> _What to produce_
Copy exactly, beginning with the line holding "Convert this screenshot" and ending with the final line of the data beneath this task; copy nothing else, and leave out every picture.

● ● ● ● ● ● ●

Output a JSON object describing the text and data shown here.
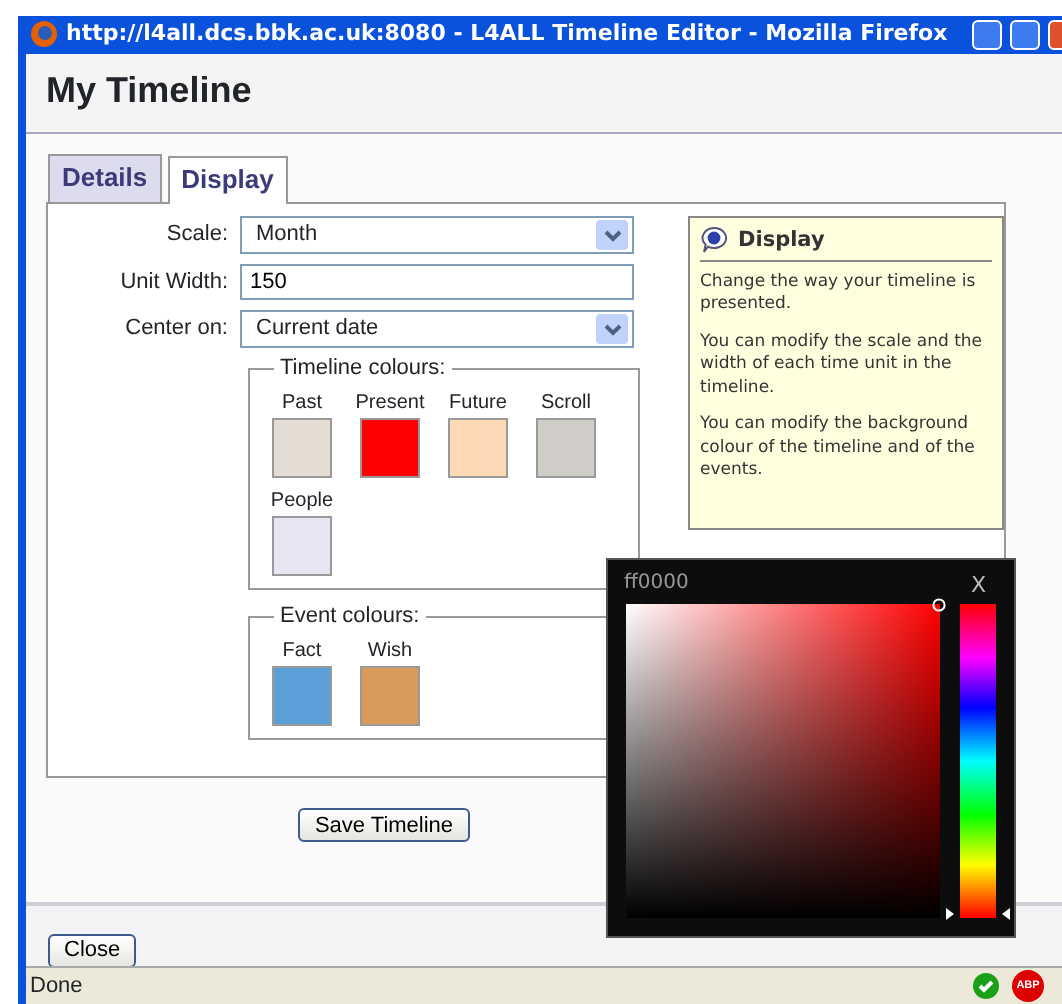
{
  "window": {
    "title": "http://l4all.dcs.bbk.ac.uk:8080 - L4ALL Timeline Editor - Mozilla Firefox"
  },
  "page_title": "My Timeline",
  "tabs": [
    {
      "label": "Details",
      "selected": false
    },
    {
      "label": "Display",
      "selected": true
    }
  ],
  "form": [
    {
      "kind": "select",
      "label": "Scale:",
      "value": "Month"
    },
    {
      "kind": "input",
      "label": "Unit Width:",
      "value": "150"
    },
    {
      "kind": "select",
      "label": "Center on:",
      "value": "Current date"
    }
  ],
  "timeline_colours": {
    "legend": "Timeline colours:",
    "swatches": [
      {
        "label": "Past",
        "color": "#e5ddd4"
      },
      {
        "label": "Present",
        "color": "#ff0000"
      },
      {
        "label": "Future",
        "color": "#fdd9b6"
      },
      {
        "label": "Scroll",
        "color": "#d0cdc8"
      },
      {
        "label": "People",
        "color": "#e7e7f3"
      }
    ]
  },
  "event_colours": {
    "legend": "Event colours:",
    "swatches": [
      {
        "label": "Fact",
        "color": "#5a9fd8"
      },
      {
        "label": "Wish",
        "color": "#d99a5a"
      }
    ]
  },
  "help": {
    "title": "Display",
    "paragraphs": [
      "Change the way your timeline is presented.",
      "You can modify the scale and the width of each time unit in the timeline.",
      "You can modify the background colour of the timeline and of the events."
    ]
  },
  "save_button": "Save Timeline",
  "color_picker": {
    "hex": "ff0000",
    "close": "X"
  },
  "close_button": "Close",
  "status_bar": {
    "text": "Done",
    "adblock": "ABP"
  }
}
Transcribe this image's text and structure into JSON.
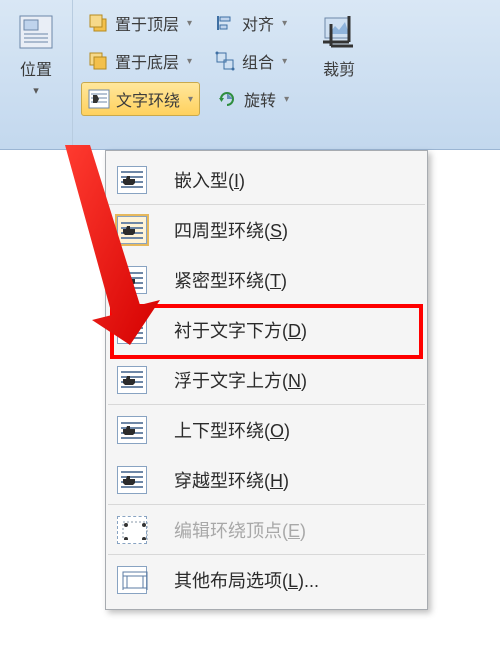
{
  "ribbon": {
    "position": {
      "label": "位置"
    },
    "bringFront": {
      "label": "置于顶层"
    },
    "sendBack": {
      "label": "置于底层"
    },
    "textWrap": {
      "label": "文字环绕"
    },
    "align": {
      "label": "对齐"
    },
    "group": {
      "label": "组合"
    },
    "rotate": {
      "label": "旋转"
    },
    "crop": {
      "label": "裁剪"
    }
  },
  "menu": {
    "items": [
      {
        "label": "嵌入型",
        "accel": "I",
        "sepAfter": true
      },
      {
        "label": "四周型环绕",
        "accel": "S"
      },
      {
        "label": "紧密型环绕",
        "accel": "T"
      },
      {
        "label": "衬于文字下方",
        "accel": "D",
        "highlighted": true
      },
      {
        "label": "浮于文字上方",
        "accel": "N",
        "sepAfter": true
      },
      {
        "label": "上下型环绕",
        "accel": "O"
      },
      {
        "label": "穿越型环绕",
        "accel": "H",
        "sepAfter": true
      },
      {
        "label": "编辑环绕顶点",
        "accel": "E",
        "disabled": true,
        "sepAfter": true
      },
      {
        "label": "其他布局选项",
        "accel": "L",
        "trailing": "..."
      }
    ]
  }
}
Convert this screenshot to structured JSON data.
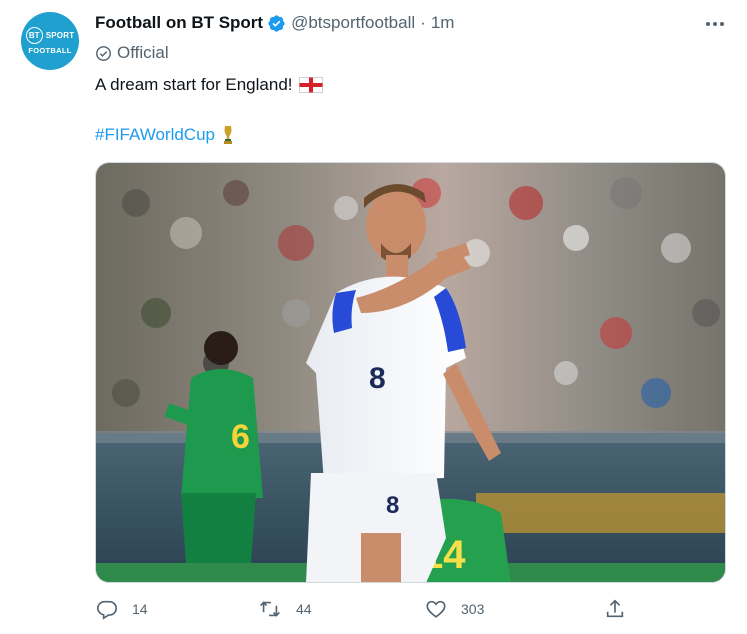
{
  "author": {
    "display_name": "Football on BT Sport",
    "handle": "@btsportfootball",
    "time": "1m",
    "label": "Official",
    "avatar_text_top": "SPORT",
    "avatar_text_bt": "BT",
    "avatar_text_bottom": "FOOTBALL"
  },
  "tweet": {
    "text": "A dream start for England!",
    "hashtag": "#FIFAWorldCup",
    "flag_icon": "england-flag-icon",
    "trophy_icon": "trophy-icon"
  },
  "media": {
    "jersey_number_main": "8",
    "jersey_number_back": "14",
    "jersey_number_left": "6"
  },
  "actions": {
    "reply_count": "14",
    "retweet_count": "44",
    "like_count": "303"
  },
  "colors": {
    "accent": "#1d9bf0",
    "avatar_bg": "#1fa0cf",
    "muted": "#536471",
    "text": "#0f1419"
  }
}
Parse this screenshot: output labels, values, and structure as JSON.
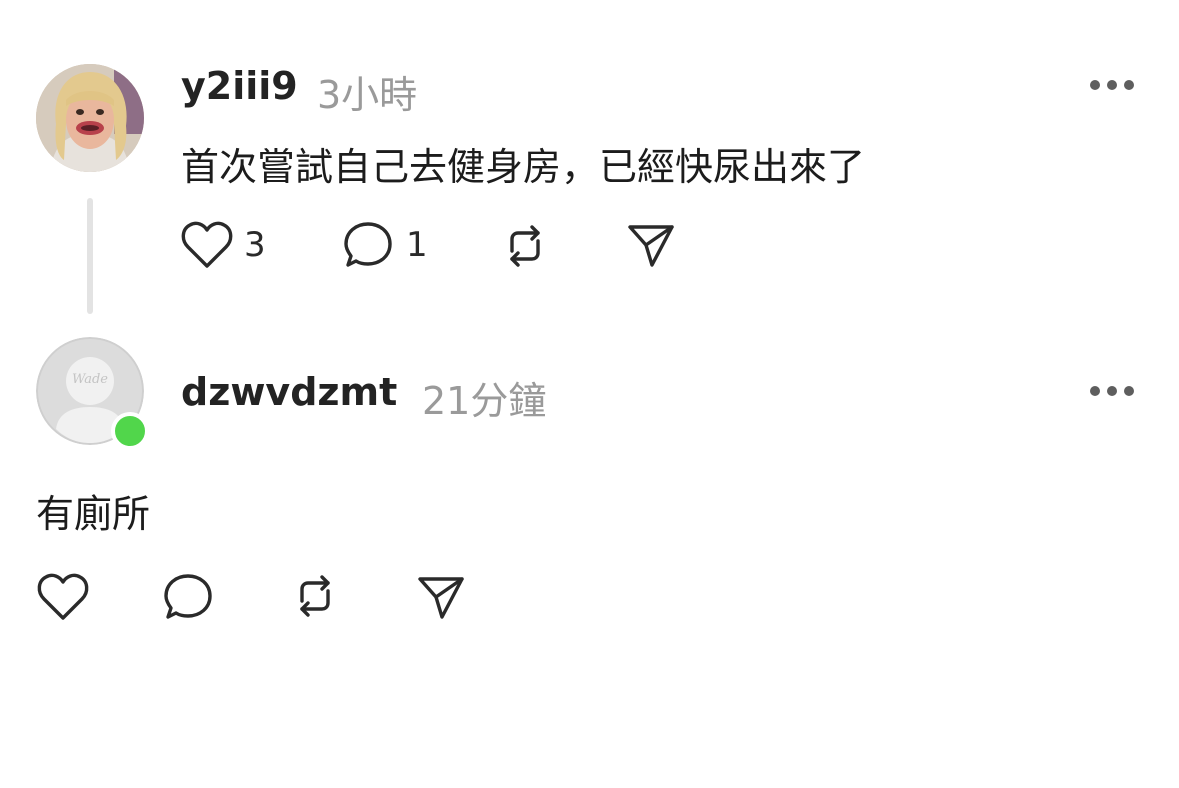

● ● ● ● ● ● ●

> _Exercise answer_
Convert this screenshot to structured JSON data.
{
  "author": {
    "display_name": "Football on BT Sport",
    "handle": "@btsportfootball",
    "time": "1m",
    "label": "Official",
    "avatar_text_top": "SPORT",
    "avatar_text_bt": "BT",
    "avatar_text_bottom": "FOOTBALL"
  },
  "tweet": {
    "text": "A dream start for England!",
    "hashtag": "#FIFAWorldCup",
    "flag_icon": "england-flag-icon",
    "trophy_icon": "trophy-icon"
  },
  "media": {
    "jersey_number_main": "8",
    "jersey_number_back": "14",
    "jersey_number_left": "6"
  },
  "actions": {
    "reply_count": "14",
    "retweet_count": "44",
    "like_count": "303"
  },
  "colors": {
    "accent": "#1d9bf0",
    "avatar_bg": "#1fa0cf",
    "muted": "#536471",
    "text": "#0f1419"
  }
}
Parse this screenshot: output labels, values, and structure as JSON.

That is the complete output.